In addition to your course fees, you will need to ensure that you have adequate funds to support your living costs for the duration of your course.
For the 2019-20 academic year, the range of likely living costs for full-time study is between c. £1,058 and £1,643 for each month spent in Oxford. Full information, including a breakdown of likely living costs in Oxford for items such as food, accommodation and study costs, is available on our living costs page. When planning your finances for any future years of study in Oxford beyond 2019-20, you should allow for an estimated increase in living expenses of 3% each year.
The following colleges accept students on the MSc in Clinical Embryology:
How to apply
You are encouraged to direct any initial enquiries to the Course Administrator, though it is not a prerequisite to contact course staff before you apply.
The set of documents you should send with your application to this course comprises the following:
Your transcripts should give detailed information of the individual grades received in your university-level qualifications to date. You should only upload official documents issued by your institution and any transcript not in English should be accompanied by a certified translation.
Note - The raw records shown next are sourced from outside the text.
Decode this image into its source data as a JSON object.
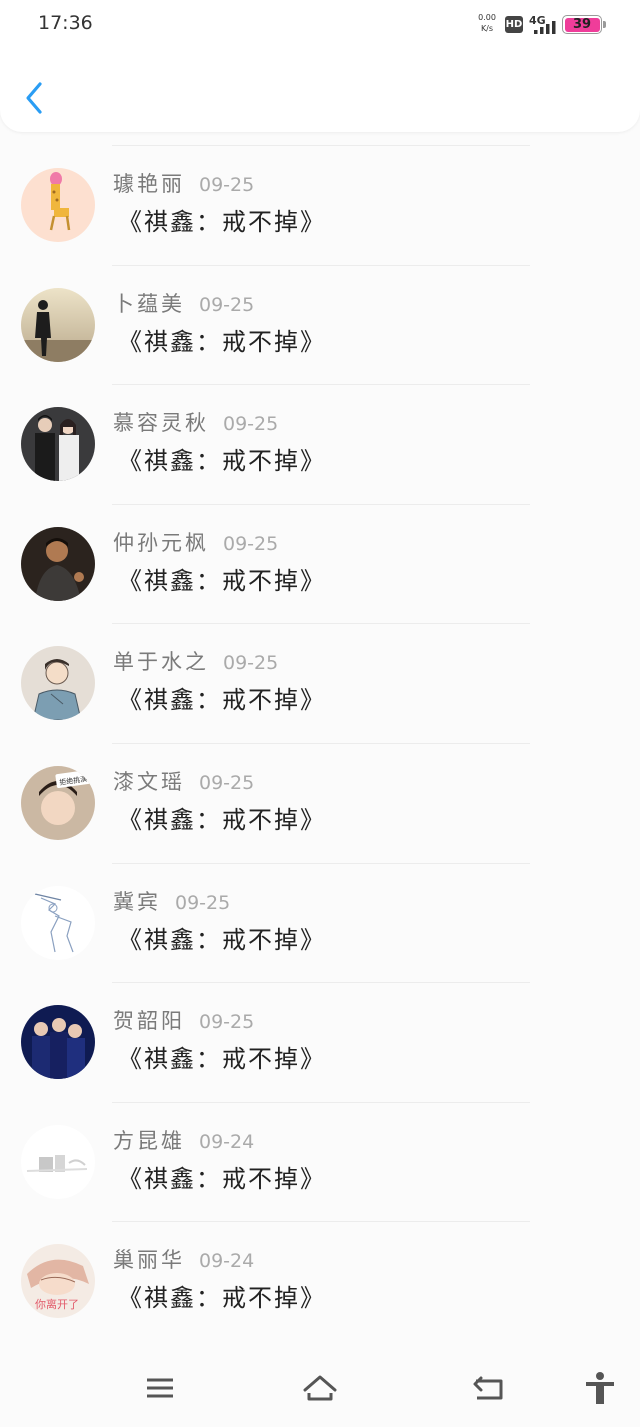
{
  "status": {
    "time": "17:36",
    "speed_value": "0.00",
    "speed_unit": "K/s",
    "hd": "HD",
    "network": "4G",
    "battery": "39"
  },
  "feed": [
    {
      "name": "璩艳丽",
      "date": "09-25",
      "title": "《祺鑫：戒不掉》"
    },
    {
      "name": "卜蕴美",
      "date": "09-25",
      "title": "《祺鑫：戒不掉》"
    },
    {
      "name": "慕容灵秋",
      "date": "09-25",
      "title": "《祺鑫：戒不掉》"
    },
    {
      "name": "仲孙元枫",
      "date": "09-25",
      "title": "《祺鑫：戒不掉》"
    },
    {
      "name": "单于水之",
      "date": "09-25",
      "title": "《祺鑫：戒不掉》"
    },
    {
      "name": "漆文瑶",
      "date": "09-25",
      "title": "《祺鑫：戒不掉》"
    },
    {
      "name": "冀宾",
      "date": "09-25",
      "title": "《祺鑫：戒不掉》"
    },
    {
      "name": "贺韶阳",
      "date": "09-25",
      "title": "《祺鑫：戒不掉》"
    },
    {
      "name": "方昆雄",
      "date": "09-24",
      "title": "《祺鑫：戒不掉》"
    },
    {
      "name": "巢丽华",
      "date": "09-24",
      "title": "《祺鑫：戒不掉》"
    }
  ],
  "avatar_text": {
    "item5": "拒绝挑演",
    "item9": "你离开了"
  },
  "colors": {
    "accent": "#2a9df4",
    "battery": "#ef3d9a"
  },
  "icons": {
    "back": "chevron-left-icon",
    "menu": "menu-icon",
    "home": "home-icon",
    "return": "return-icon",
    "accessibility": "accessibility-icon"
  }
}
More information about the transcript requirement is available in the Application Guide.
A CV/résumé is compulsory for all applications. Most applicants choose to submit a document of one to two pages highlighting their academic achievements and any relevant professional experience.
Statement of purpose/personal statement:
Your statement should describe why you wish to pursue the MSc in Clinical Embryology and how the course might influence your future career prospects. It should be written in English.
It will be assessed for:
- career orientated approach
- coherence of the statement
- motivation for working in this area
- evidence of basic understanding of assisted reproduction
- the ability to write succinctly in English within the confines of a strict word count.
References/letters of recommendation:
Three overall, of which at least two must be academic
Whilst you must register three referees, the department may start the assessment of your application if two of the three references are submitted by the course deadline and your application is otherwise complete. Please note that you may still be required to ensure your third referee supplies a reference for consideration.
One professional reference is acceptable, provided it is accompanied by two academic references.
Your references will support intellectual ability, academic achievement, motivation, and ability to work in a group.